# WHAT YOU NEED TO DO
Take from the records below each line that holds "Waiters".

(Website and app data records)
::::::::::
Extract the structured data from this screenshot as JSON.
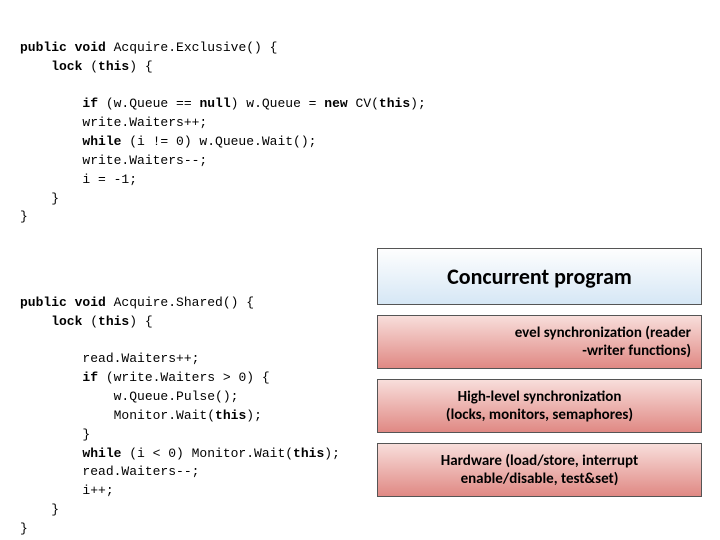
{
  "code": {
    "top": {
      "l1_a": "public void ",
      "l1_b": "Acquire.Exclusive() {",
      "l2_a": "    lock ",
      "l2_b": "(",
      "l2_c": "this",
      "l2_d": ") {",
      "l3": " ",
      "l4_a": "        if ",
      "l4_b": "(w.Queue == ",
      "l4_c": "null",
      "l4_d": ") w.Queue = ",
      "l4_e": "new ",
      "l4_f": "CV(",
      "l4_g": "this",
      "l4_h": ");",
      "l5": "        write.Waiters++;",
      "l6_a": "        while ",
      "l6_b": "(i != 0) w.Queue.Wait();",
      "l7": "        write.Waiters--;",
      "l8": "        i = -1;",
      "l9": "    }",
      "l10": "}"
    },
    "bottom": {
      "l1_a": "public void ",
      "l1_b": "Acquire.Shared() {",
      "l2_a": "    lock ",
      "l2_b": "(",
      "l2_c": "this",
      "l2_d": ") {",
      "l3": " ",
      "l4": "        read.Waiters++;",
      "l5_a": "        if ",
      "l5_b": "(write.Waiters > 0) {",
      "l6": "            w.Queue.Pulse();",
      "l7_a": "            Monitor.Wait(",
      "l7_b": "this",
      "l7_c": ");",
      "l8": "        }",
      "l9_a": "        while ",
      "l9_b": "(i < 0) Monitor.Wait(",
      "l9_c": "this",
      "l9_d": ");",
      "l10": "        read.Waiters--;",
      "l11": "        i++;",
      "l12": "    }",
      "l13": "}"
    }
  },
  "layers": {
    "title": "Concurrent program",
    "partial_a": "evel synchronization   (reader",
    "partial_b": "-writer functions)",
    "high_a": "High-level synchronization",
    "high_b": "(locks, monitors, semaphores)",
    "hw_a": "Hardware (load/store, interrupt",
    "hw_b": "enable/disable, test&set)"
  }
}
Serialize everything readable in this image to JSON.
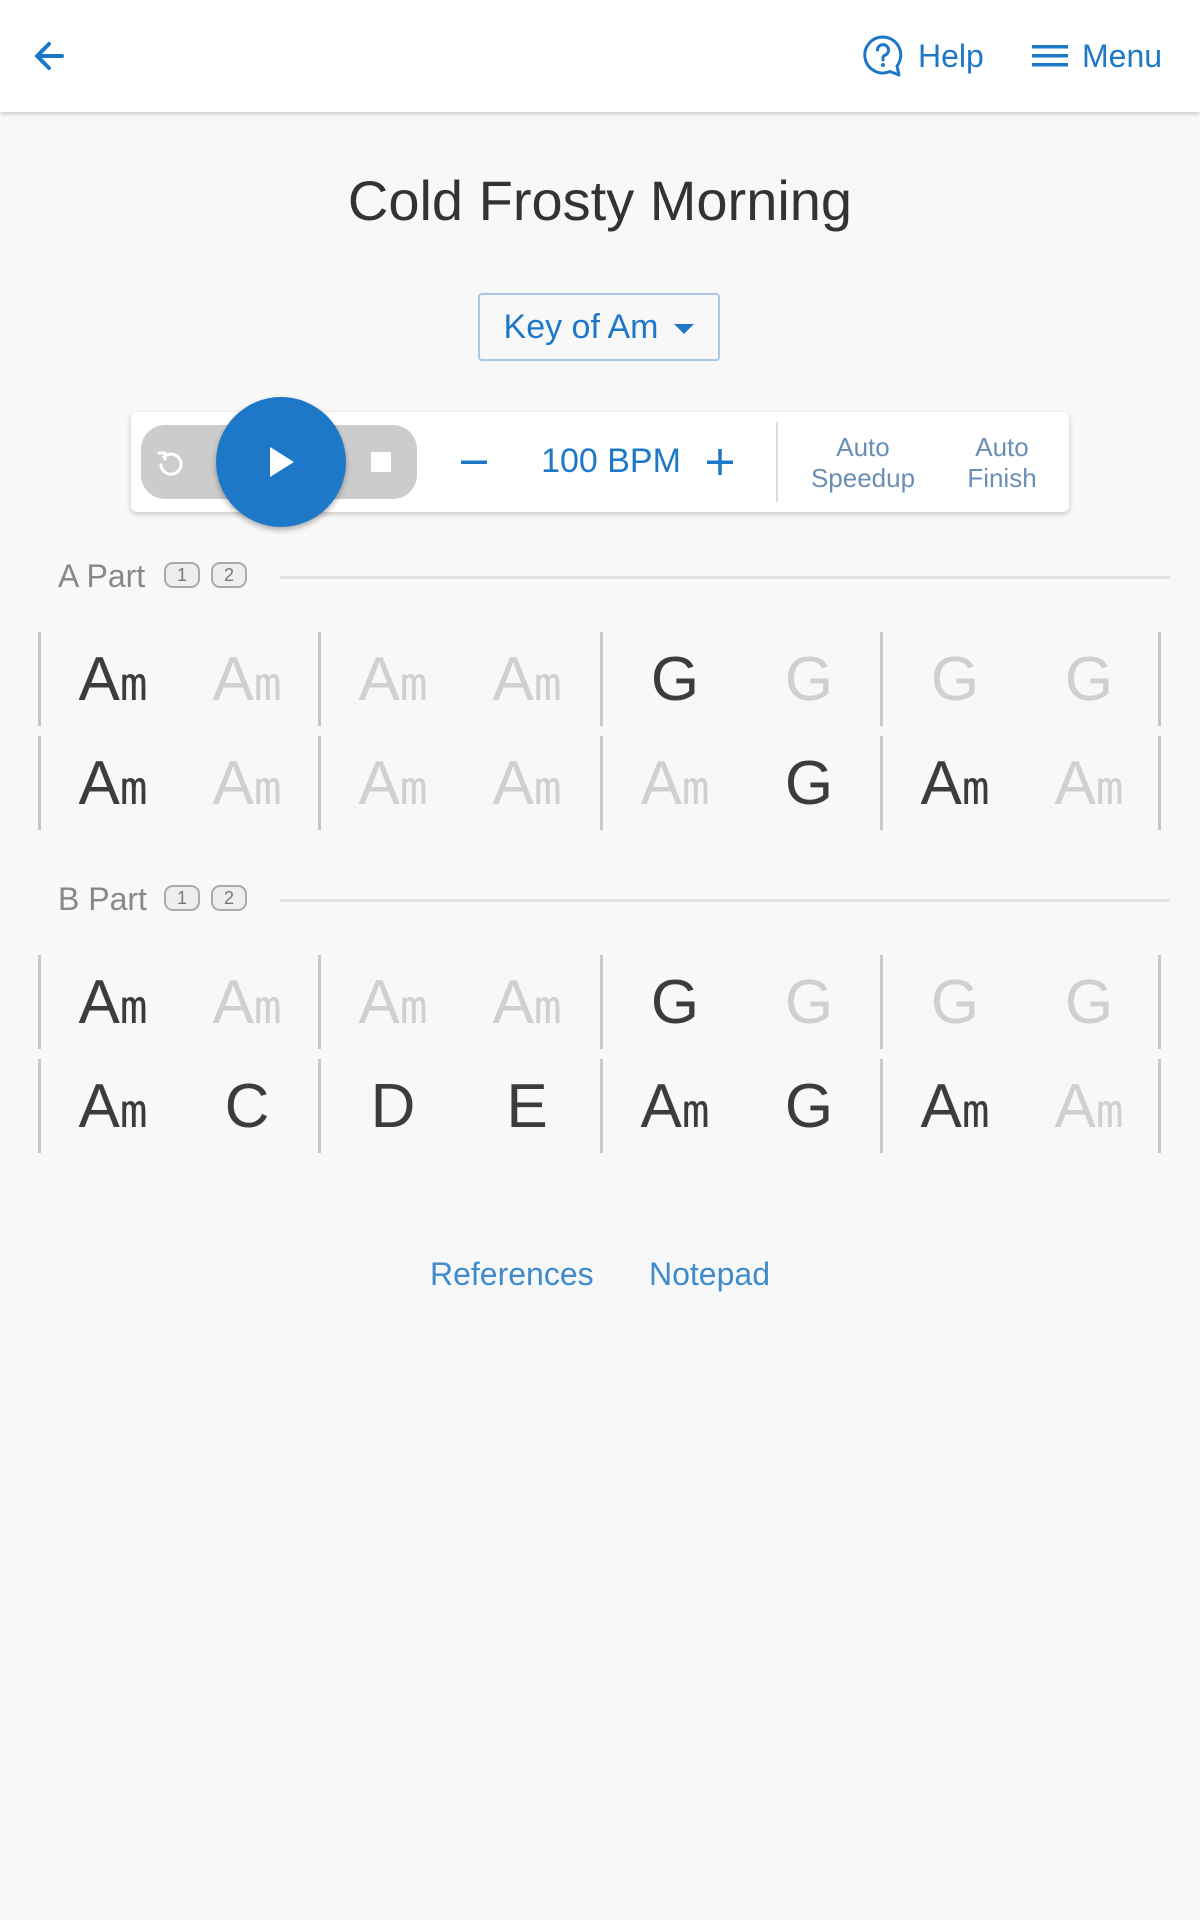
{
  "header": {
    "back_icon": "arrow-left-icon",
    "help_label": "Help",
    "help_icon": "question-bubble-icon",
    "menu_label": "Menu",
    "menu_icon": "hamburger-icon"
  },
  "tune": {
    "title": "Cold Frosty Morning",
    "key_label": "Key of Am"
  },
  "player": {
    "bpm_label": "100 BPM",
    "auto_speedup": [
      "Auto",
      "Speedup"
    ],
    "auto_finish": [
      "Auto",
      "Finish"
    ]
  },
  "parts": [
    {
      "title": "A Part",
      "repeats": [
        "1",
        "2"
      ],
      "rows": [
        [
          [
            "A",
            "m",
            true
          ],
          [
            "A",
            "m",
            false
          ],
          [
            "A",
            "m",
            false
          ],
          [
            "A",
            "m",
            false
          ],
          [
            "G",
            "",
            true
          ],
          [
            "G",
            "",
            false
          ],
          [
            "G",
            "",
            false
          ],
          [
            "G",
            "",
            false
          ]
        ],
        [
          [
            "A",
            "m",
            true
          ],
          [
            "A",
            "m",
            false
          ],
          [
            "A",
            "m",
            false
          ],
          [
            "A",
            "m",
            false
          ],
          [
            "A",
            "m",
            false
          ],
          [
            "G",
            "",
            true
          ],
          [
            "A",
            "m",
            true
          ],
          [
            "A",
            "m",
            false
          ]
        ]
      ]
    },
    {
      "title": "B Part",
      "repeats": [
        "1",
        "2"
      ],
      "rows": [
        [
          [
            "A",
            "m",
            true
          ],
          [
            "A",
            "m",
            false
          ],
          [
            "A",
            "m",
            false
          ],
          [
            "A",
            "m",
            false
          ],
          [
            "G",
            "",
            true
          ],
          [
            "G",
            "",
            false
          ],
          [
            "G",
            "",
            false
          ],
          [
            "G",
            "",
            false
          ]
        ],
        [
          [
            "A",
            "m",
            true
          ],
          [
            "C",
            "",
            true
          ],
          [
            "D",
            "",
            true
          ],
          [
            "E",
            "",
            true
          ],
          [
            "A",
            "m",
            true
          ],
          [
            "G",
            "",
            true
          ],
          [
            "A",
            "m",
            true
          ],
          [
            "A",
            "m",
            false
          ]
        ]
      ]
    }
  ],
  "footer": {
    "references_label": "References",
    "notepad_label": "Notepad"
  },
  "colors": {
    "accent": "#1e78c8",
    "chord_active": "#3c3c3c",
    "chord_inactive": "#d0d0d0"
  }
}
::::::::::
# OUTPUT FOR THIS EXERCISE
      "l5": "        write.Waiters++;",
      "l7": "        write.Waiters--;",
      "l4": "        read.Waiters++;",
      "l5_b": "(write.Waiters > 0) {",
      "l10": "        read.Waiters--;",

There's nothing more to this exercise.